  • comply with the requirements of B1, B2, E1 E2 and E3 of the NZBC;
  • comply with the design loading requirements of AS/NZS 1170 and NZS 3604 and with AS/NZS 1562;
  • have and optimised lifespan; and
  • be weathertight.

COP v24.03:Fitness-Purpose; Transport-Handling-And-Storage-Rooflights

12.6 Transport, Handling And Storage of rooflights 

All roof lights should be handled and stacked with care as film surfaces are easily scratched, and heavy stacks can damage lower sheets.
All roof lights should be stored flat, the right way up, on 75 mm battens not more than 1.2 m apart. Stacks should not be higher than 1 m and should be covered and protected from rain and sun. Thermoplastic sheets can overheat and deform in a stack, and exposed stacks can permanently discolour due to the effect of sun and water.

12.6.1 Maintenance 

First maintenance after 12 months requires cleaning any grime or debris using warm water and a stiff bristled brush. Every 2 - 3 years rooflights should be inspected for damage, the condition of the flashings, and sealants and the fixings should be checked for tightness.
Roof lights must not be painted over as this renders them hazardous to maintenance workers.

Because painted roof lights appear no different in place than metal sheets, this practice can be dangerous for any workers carrying out maintenance work on the roof. Painting can also cause heat distortion which can lead to premature failure.
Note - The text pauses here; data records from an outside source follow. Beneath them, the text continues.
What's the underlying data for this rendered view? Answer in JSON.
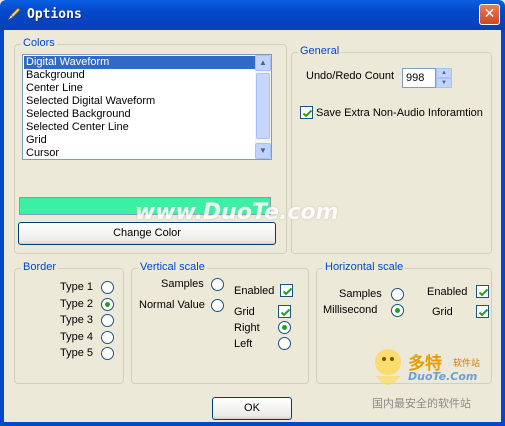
{
  "window": {
    "title": "Options",
    "close_glyph": "✕",
    "icon": "app-pen-icon"
  },
  "colors_group": {
    "title": "Colors",
    "items": [
      {
        "label": "Digital Waveform",
        "selected": true
      },
      {
        "label": "Background",
        "selected": false
      },
      {
        "label": "Center Line",
        "selected": false
      },
      {
        "label": "Selected  Digital Waveform",
        "selected": false
      },
      {
        "label": "Selected Background",
        "selected": false
      },
      {
        "label": "Selected Center Line",
        "selected": false
      },
      {
        "label": "Grid",
        "selected": false
      },
      {
        "label": "Cursor",
        "selected": false
      }
    ],
    "swatch_color": "#3af0a5",
    "change_color_label": "Change Color"
  },
  "general_group": {
    "title": "General",
    "undo_label": "Undo/Redo Count",
    "undo_value": "998",
    "save_extra_label": "Save Extra Non-Audio Inforamtion",
    "save_extra_checked": true
  },
  "border_group": {
    "title": "Border",
    "options": [
      {
        "label": "Type 1",
        "checked": false
      },
      {
        "label": "Type 2",
        "checked": true
      },
      {
        "label": "Type 3",
        "checked": false
      },
      {
        "label": "Type 4",
        "checked": false
      },
      {
        "label": "Type 5",
        "checked": false
      }
    ]
  },
  "vertical_group": {
    "title": "Vertical scale",
    "samples_label": "Samples",
    "normal_label": "Normal Value",
    "enabled_label": "Enabled",
    "grid_label": "Grid",
    "right_label": "Right",
    "left_label": "Left"
  },
  "horizontal_group": {
    "title": "Horizontal scale",
    "samples_label": "Samples",
    "millisecond_label": "Millisecond",
    "enabled_label": "Enabled",
    "grid_label": "Grid"
  },
  "footer": {
    "ok_label": "OK"
  },
  "watermark": {
    "text": "www.DuoTe.com"
  },
  "logo": {
    "cn_title": "多特",
    "cn_sub": "软件站",
    "domain": "DuoTe.Com",
    "slogan": "国内最安全的软件站"
  }
}
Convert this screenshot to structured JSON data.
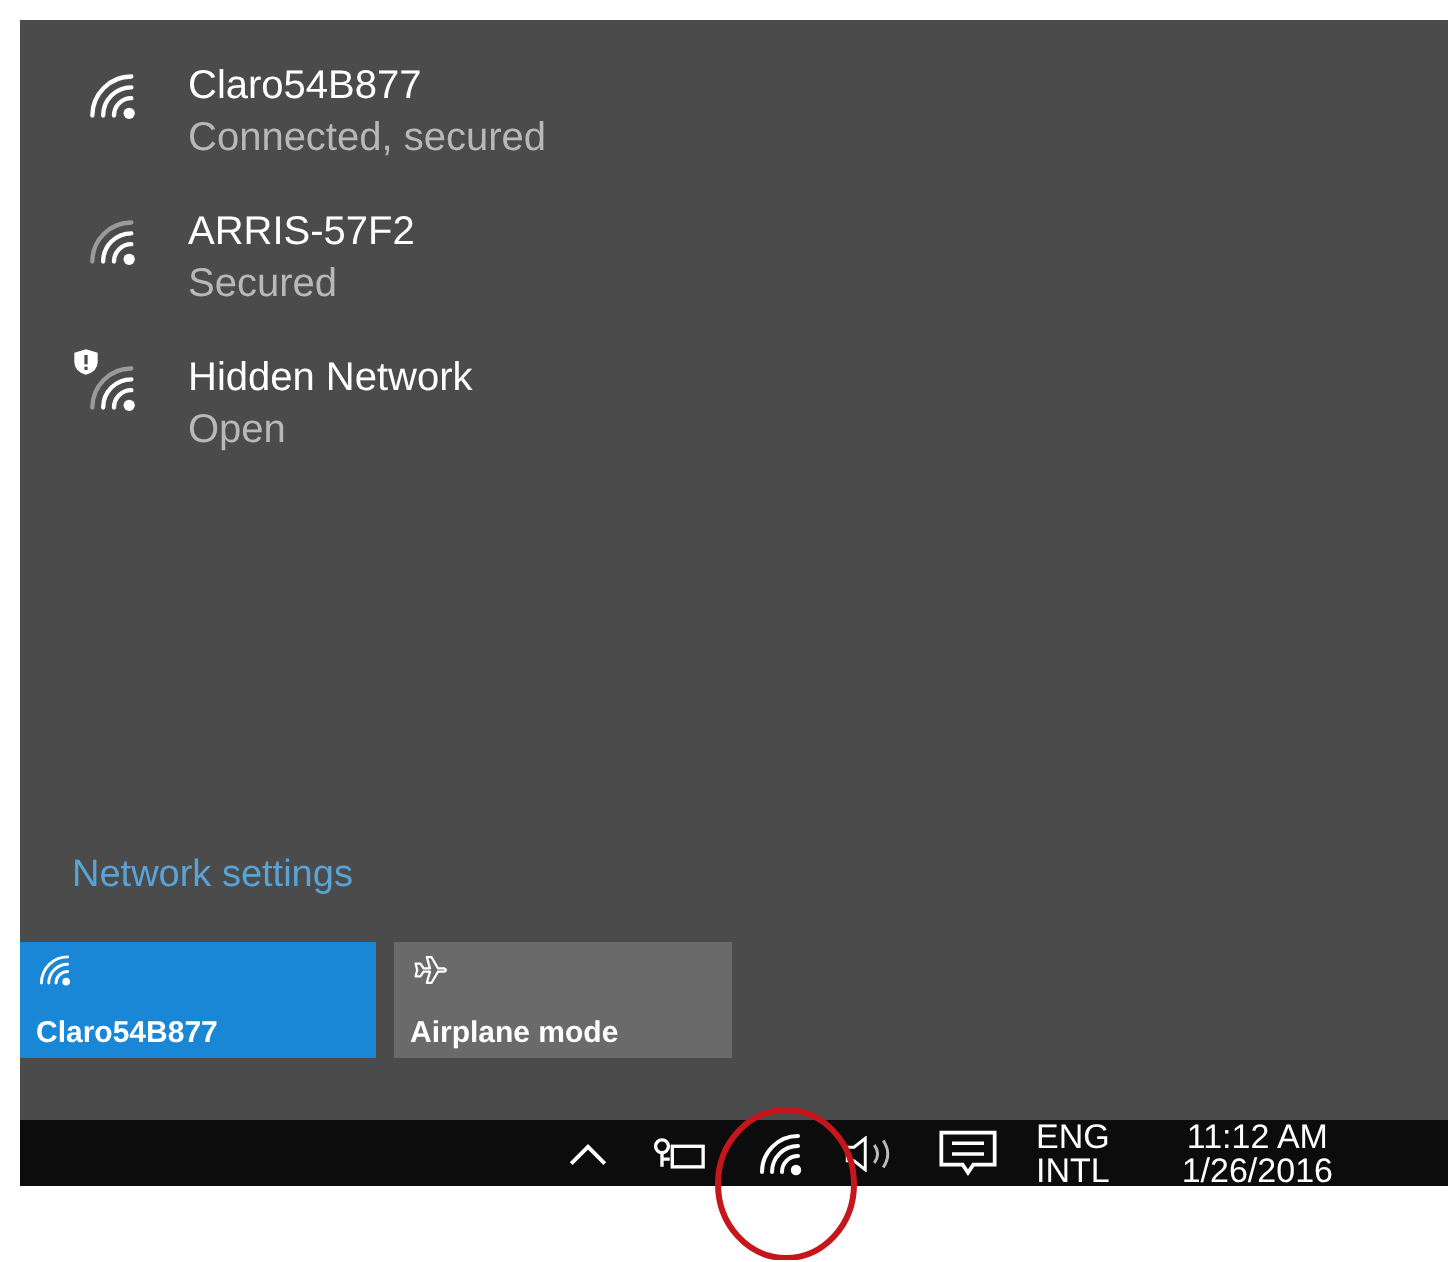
{
  "networks": [
    {
      "name": "Claro54B877",
      "status": "Connected, secured",
      "connected": true,
      "warning": false
    },
    {
      "name": "ARRIS-57F2",
      "status": "Secured",
      "connected": false,
      "warning": false
    },
    {
      "name": "Hidden Network",
      "status": "Open",
      "connected": false,
      "warning": true
    }
  ],
  "settings_link": "Network settings",
  "tiles": [
    {
      "kind": "wifi",
      "label": "Claro54B877",
      "on": true
    },
    {
      "kind": "airplane",
      "label": "Airplane mode",
      "on": false
    }
  ],
  "taskbar": {
    "language": "ENG",
    "layout": "INTL",
    "time": "11:12 AM",
    "date": "1/26/2016"
  }
}
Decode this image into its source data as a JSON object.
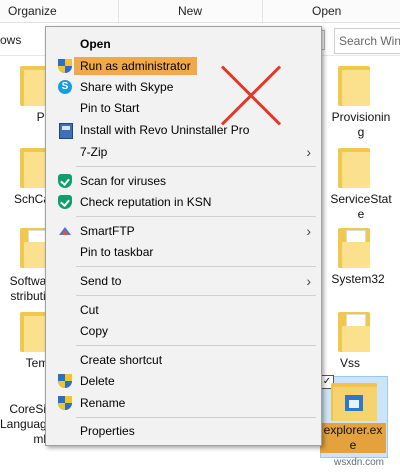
{
  "ribbon": {
    "groups": [
      "Organize",
      "New",
      "Open"
    ]
  },
  "address": {
    "path_fragment": "ows",
    "search_placeholder": "Search Wind"
  },
  "files_left": [
    {
      "label_lines": [
        "PLA"
      ]
    },
    {
      "label_lines": [
        "SchCa"
      ]
    },
    {
      "label_lines": [
        "Softwa",
        "stributi"
      ]
    },
    {
      "label_lines": [
        "Tem"
      ]
    },
    {
      "label_lines": [
        "CoreSi",
        "Languageli",
        "ml"
      ]
    }
  ],
  "files_right": [
    {
      "label_lines": [
        "Provisionin",
        "g"
      ]
    },
    {
      "label_lines": [
        "ServiceStat",
        "e"
      ]
    },
    {
      "label_lines": [
        "System32"
      ]
    },
    {
      "label_lines": [
        "Vss"
      ]
    }
  ],
  "selected_file": {
    "label_lines": [
      "explorer.ex",
      "e"
    ],
    "checked_glyph": "✓"
  },
  "context_menu": {
    "items": [
      {
        "label": "Open"
      },
      {
        "label": "Run as administrator",
        "icon": "uac-shield-icon",
        "highlighted": true
      },
      {
        "label": "Share with Skype",
        "icon": "skype-icon"
      },
      {
        "label": "Pin to Start"
      },
      {
        "label": "Install with Revo Uninstaller Pro",
        "icon": "revo-uninstaller-icon"
      },
      {
        "label": "7-Zip",
        "submenu": true
      },
      {
        "label": "Scan for viruses",
        "icon": "kaspersky-icon"
      },
      {
        "label": "Check reputation in KSN",
        "icon": "kaspersky-icon"
      },
      {
        "label": "SmartFTP",
        "icon": "smartftp-icon",
        "submenu": true
      },
      {
        "label": "Pin to taskbar"
      },
      {
        "label": "Send to",
        "submenu": true
      },
      {
        "label": "Cut"
      },
      {
        "label": "Copy"
      },
      {
        "label": "Create shortcut"
      },
      {
        "label": "Delete",
        "icon": "uac-shield-icon"
      },
      {
        "label": "Rename",
        "icon": "uac-shield-icon"
      },
      {
        "label": "Properties"
      }
    ],
    "submenu_glyph": "›"
  },
  "colors": {
    "highlight": "#f0a948",
    "annotation_cross": "#e23a2a",
    "selection": "#cce4f7"
  },
  "watermark": "wsxdn.com"
}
As a warning, primary and secondary fasteners can be brightly coloured, providing a contrast with the remainder of the roof cladding surrounding the roof light areas. The area can also be marked around with a distinctly painted stripe.

Lichen will accumulate on plastic roof lighting wherever there is a source of nutrients, but it should be removed with care. See 16.7.1 Lichen And Mould.